Betsy Carter’s Horse Scene: Hardly elite, certainly a sport
SINCE THE Olympics are about to begin, some people have expressed the belief that equestrian events are elitist and don’t qualify as a sport.
Many people look at the clothes and pass judgment. The clothes people show horses in are based on form following function. You would not want to ride in an English-style saddle, particularly if you are jumping, and not wear boots. The stirrup leathers would rub your legs raw if you did not protect them, so tall boots have been the obvious choice for hundreds of years.
Britches were designed hundreds of years ago, too. They allow for adequate movement in the saddle, and to provide more protection against the friction of the saddle, especially under the knee, hence the leather or suede patches at the knee.
The jacket was cut a certain way as to allow movement and, much like the britches, not be so roomy as to flap around or catch on objects. Shirts used to have cravats, so in case you were bucked off and broke your arm, you could use the cravat as a sling. Now men wear shirts and ties, and women wear a stand-up collar.
Gloves are a must if you don’t want your hands to blister. The hat seems to upset people the most during talk of elitism, because the hats used to be covered in velvet. However, the hunt hat is really a helmet for protection. The top hat worn by dressage riders is for elegance. So, most riding apparel is just traditional.
The next part of the snit over elitism goes to money.

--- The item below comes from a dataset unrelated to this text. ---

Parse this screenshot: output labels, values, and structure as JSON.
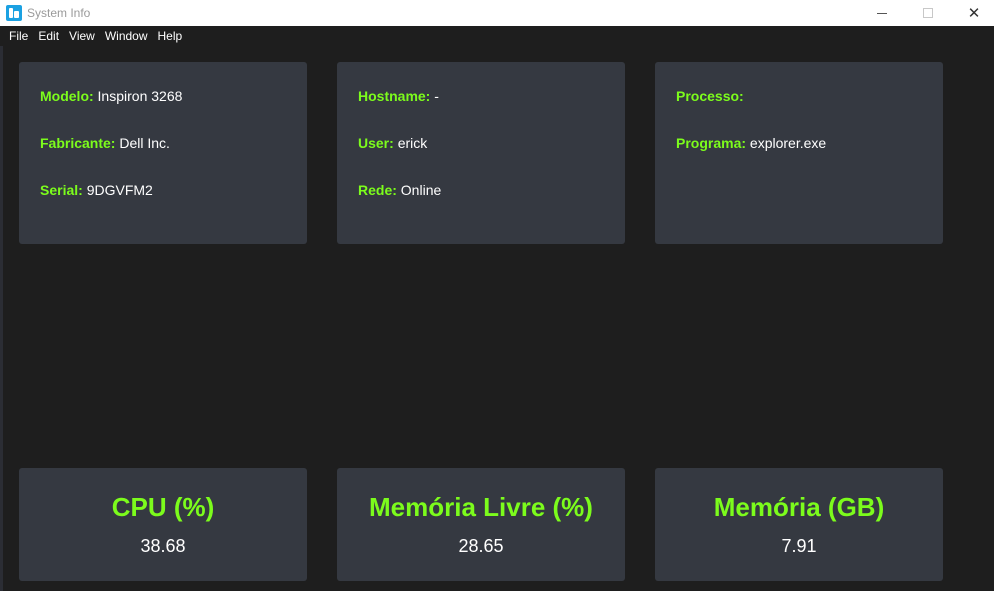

Most of our equestrian riders at the Olympic level do not have the money to buy the kind of horses who can be trained to perform at the level needed, so wealthy sponsors buy the horses for the riders. Why is that so bothersome? It’s not so different from other sports in which people must have sponsors to pay for training, equipment and travel expenses. The big difference is that most equestrians do not wear the sponsors’ logos on their jackets or on their horses.

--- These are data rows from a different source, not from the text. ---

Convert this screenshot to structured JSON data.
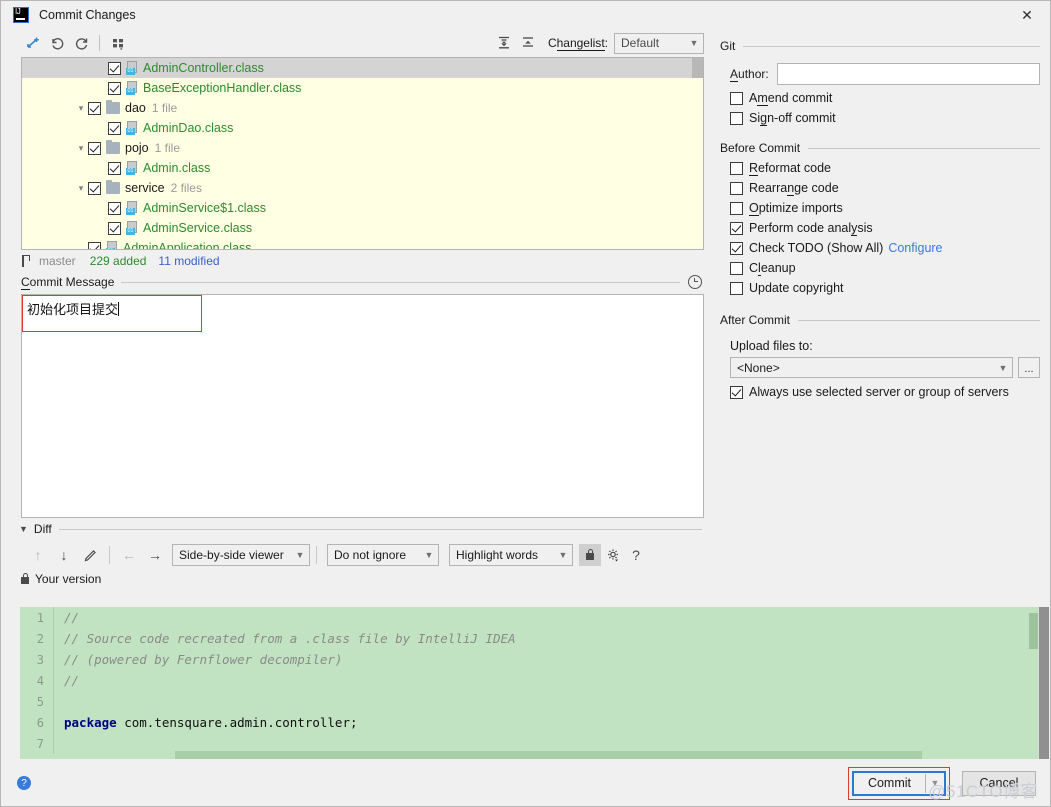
{
  "window": {
    "title": "Commit Changes",
    "logo_text": "IJ",
    "close_label": "✕"
  },
  "changes_toolbar": {
    "icons": [
      "revert-smart-icon",
      "rollback-icon",
      "refresh-icon",
      "group-by-icon"
    ],
    "expand_all_icon": "expand-all-icon",
    "collapse_all_icon": "collapse-all-icon",
    "changelist_label_a": "C",
    "changelist_label_b": "hangelis",
    "changelist_label_c": "t",
    "changelist_label_d": ":",
    "changelist_value": "Default"
  },
  "tree": {
    "rows": [
      {
        "indent": 2,
        "expander": "",
        "checked": true,
        "icon": "class-file-icon",
        "label": "AdminController.class",
        "kind": "file",
        "count": "",
        "selected": true
      },
      {
        "indent": 2,
        "expander": "",
        "checked": true,
        "icon": "class-file-icon",
        "label": "BaseExceptionHandler.class",
        "kind": "file",
        "count": "",
        "selected": false
      },
      {
        "indent": 1,
        "expander": "▾",
        "checked": true,
        "icon": "folder-icon",
        "label": "dao",
        "kind": "dir",
        "count": "1 file",
        "selected": false
      },
      {
        "indent": 2,
        "expander": "",
        "checked": true,
        "icon": "class-file-icon",
        "label": "AdminDao.class",
        "kind": "file",
        "count": "",
        "selected": false
      },
      {
        "indent": 1,
        "expander": "▾",
        "checked": true,
        "icon": "folder-icon",
        "label": "pojo",
        "kind": "dir",
        "count": "1 file",
        "selected": false
      },
      {
        "indent": 2,
        "expander": "",
        "checked": true,
        "icon": "class-file-icon",
        "label": "Admin.class",
        "kind": "file",
        "count": "",
        "selected": false
      },
      {
        "indent": 1,
        "expander": "▾",
        "checked": true,
        "icon": "folder-icon",
        "label": "service",
        "kind": "dir",
        "count": "2 files",
        "selected": false
      },
      {
        "indent": 2,
        "expander": "",
        "checked": true,
        "icon": "class-file-icon",
        "label": "AdminService$1.class",
        "kind": "file",
        "count": "",
        "selected": false
      },
      {
        "indent": 2,
        "expander": "",
        "checked": true,
        "icon": "class-file-icon",
        "label": "AdminService.class",
        "kind": "file",
        "count": "",
        "selected": false
      },
      {
        "indent": 1,
        "expander": "",
        "checked": true,
        "icon": "class-file-icon",
        "label": "AdminApplication.class",
        "kind": "file",
        "count": "",
        "selected": false
      }
    ]
  },
  "branch_bar": {
    "branch_icon": "branch-icon",
    "branch": "master",
    "added": "229 added",
    "modified": "11 modified"
  },
  "commit_message": {
    "label_first": "C",
    "label_rest": "ommit Message",
    "clock_icon": "history-clock-icon",
    "value": "初始化项目提交"
  },
  "diff": {
    "section_label": "Diff",
    "toggle_icon": "triangle-down-icon",
    "toolbar": {
      "prev_diff_icon": "arrow-up-icon",
      "next_diff_icon": "arrow-down-icon",
      "edit_icon": "pencil-icon",
      "prev_change_icon": "arrow-left-icon",
      "next_change_icon": "arrow-right-icon",
      "viewer_mode": "Side-by-side viewer",
      "ignore_mode": "Do not ignore",
      "highlight_mode": "Highlight words",
      "lock_icon": "lock-icon",
      "settings_icon": "gear-icon",
      "help_icon": "question-mark-icon"
    },
    "pane_title": "Your version",
    "pane_lock_icon": "lock-icon",
    "code": [
      {
        "num": "1",
        "tokens": [
          {
            "t": "cmt",
            "s": "//"
          }
        ]
      },
      {
        "num": "2",
        "tokens": [
          {
            "t": "cmt",
            "s": "// Source code recreated from a .class file by IntelliJ IDEA"
          }
        ]
      },
      {
        "num": "3",
        "tokens": [
          {
            "t": "cmt",
            "s": "// (powered by Fernflower decompiler)"
          }
        ]
      },
      {
        "num": "4",
        "tokens": [
          {
            "t": "cmt",
            "s": "//"
          }
        ]
      },
      {
        "num": "5",
        "tokens": [
          {
            "t": "plain",
            "s": ""
          }
        ]
      },
      {
        "num": "6",
        "tokens": [
          {
            "t": "kw",
            "s": "package"
          },
          {
            "t": "plain",
            "s": " com.tensquare.admin.controller;"
          }
        ]
      },
      {
        "num": "7",
        "tokens": [
          {
            "t": "plain",
            "s": ""
          }
        ]
      }
    ]
  },
  "git_section": {
    "title": "Git",
    "author_label_first": "A",
    "author_label_rest": "uthor:",
    "author_value": "",
    "checkboxes": [
      {
        "label_pre": "A",
        "label_hot": "m",
        "label_post": "end commit",
        "checked": false,
        "name": "amend-commit"
      },
      {
        "label_pre": "Si",
        "label_hot": "g",
        "label_post": "n-off commit",
        "checked": false,
        "name": "sign-off-commit"
      }
    ]
  },
  "before_commit": {
    "title": "Before Commit",
    "checkboxes": [
      {
        "label_pre": "",
        "label_hot": "R",
        "label_post": "eformat code",
        "checked": false,
        "name": "reformat-code"
      },
      {
        "label_pre": "Rearra",
        "label_hot": "n",
        "label_post": "ge code",
        "checked": false,
        "name": "rearrange-code"
      },
      {
        "label_pre": "",
        "label_hot": "O",
        "label_post": "ptimize imports",
        "checked": false,
        "name": "optimize-imports"
      },
      {
        "label_pre": "Perform code anal",
        "label_hot": "y",
        "label_post": "sis",
        "checked": true,
        "name": "perform-code-analysis"
      },
      {
        "label_pre": "Check TODO (Show All)",
        "label_hot": "",
        "label_post": "",
        "checked": true,
        "name": "check-todo",
        "link": "Configure"
      },
      {
        "label_pre": "C",
        "label_hot": "l",
        "label_post": "eanup",
        "checked": false,
        "name": "cleanup"
      },
      {
        "label_pre": "Update copyright",
        "label_hot": "",
        "label_post": "",
        "checked": false,
        "name": "update-copyright"
      }
    ]
  },
  "after_commit": {
    "title": "After Commit",
    "upload_label": "Upload files to:",
    "upload_value": "<None>",
    "browse_label": "...",
    "always_use": {
      "label": "Always use selected server or group of servers",
      "checked": true
    }
  },
  "footer": {
    "help_label": "?",
    "commit_label": "Commit",
    "commit_dropdown_icon": "chevron-down-icon",
    "cancel_label": "Cancel",
    "watermark": "@51CTO博客"
  }
}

Riding is a sport. If you don’t think so, I will gladly let you come ride my horse over a course of jumps and see how you do.
Think about it. You are riding a galloping horse around a course of jumps set at about 5 feet high. The horse does not know where you are going next. He must trust you to guide him.
So here you come around a corner and you head toward a jump which, by the way, is colorful and solid. The horse has to quickly get over his surprise at seeing an obstacle in front of him, access the distance to the take-off spot and decide on the speed and power needed to do the job.
The rider is doing the same thing controlling and communicating with the horse to adjust that speed and power to reach the perfect take-off spot. They both must be of the same mind, listening to each other. It is a complex combination of animal and human acting together in a sport. It takes strength of mind and muscle, experience and training.
- JULY CALENDAR
21–22: USDF Morven Park; Rise Up and Ride at Green Hill
21: BBHSA; River Chase; Stillmeadows
22: Hunter Lane
24: Woodpecker Pony show; TWA Culpeper
25: Touch Point; Autumn Olive; Fox Chase; Picturesque
27: Four Oaks; Bellemount
28: Moriah Farm; Sprouses Corner Ranch Mid Summer show, Buckingham
28: CP at Deep Run; Elmington
28–29: Region I Youth Team Dressage, Morven Park
29: Moriah; Frying Pan Park; Summerduck
31: Woodpecker Horse show; Oakland Heights
31–Aug. 5: Blowing Rock
Betsy Carter can be reached at The Free Lance–Star, 616 Amelia St., Fredericksburg, Va. 22401; or by fax at 540/373-8455.